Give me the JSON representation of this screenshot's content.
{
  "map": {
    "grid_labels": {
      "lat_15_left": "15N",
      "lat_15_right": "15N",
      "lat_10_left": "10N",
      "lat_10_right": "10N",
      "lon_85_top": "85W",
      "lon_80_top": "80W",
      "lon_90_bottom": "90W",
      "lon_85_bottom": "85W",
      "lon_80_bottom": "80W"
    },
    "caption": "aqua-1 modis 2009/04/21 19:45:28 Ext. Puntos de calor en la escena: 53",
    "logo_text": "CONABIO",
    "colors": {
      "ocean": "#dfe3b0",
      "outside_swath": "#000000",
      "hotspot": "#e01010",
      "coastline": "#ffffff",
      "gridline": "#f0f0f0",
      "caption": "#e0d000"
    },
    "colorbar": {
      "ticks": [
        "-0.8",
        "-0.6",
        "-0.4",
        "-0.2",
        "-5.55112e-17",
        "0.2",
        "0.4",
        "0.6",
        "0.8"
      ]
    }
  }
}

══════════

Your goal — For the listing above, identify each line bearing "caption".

Reply —
    "caption": "aqua-1 modis 2009/04/21 19:45:28 Ext. Puntos de calor en la escena: 53",
      "caption": "#e0d000"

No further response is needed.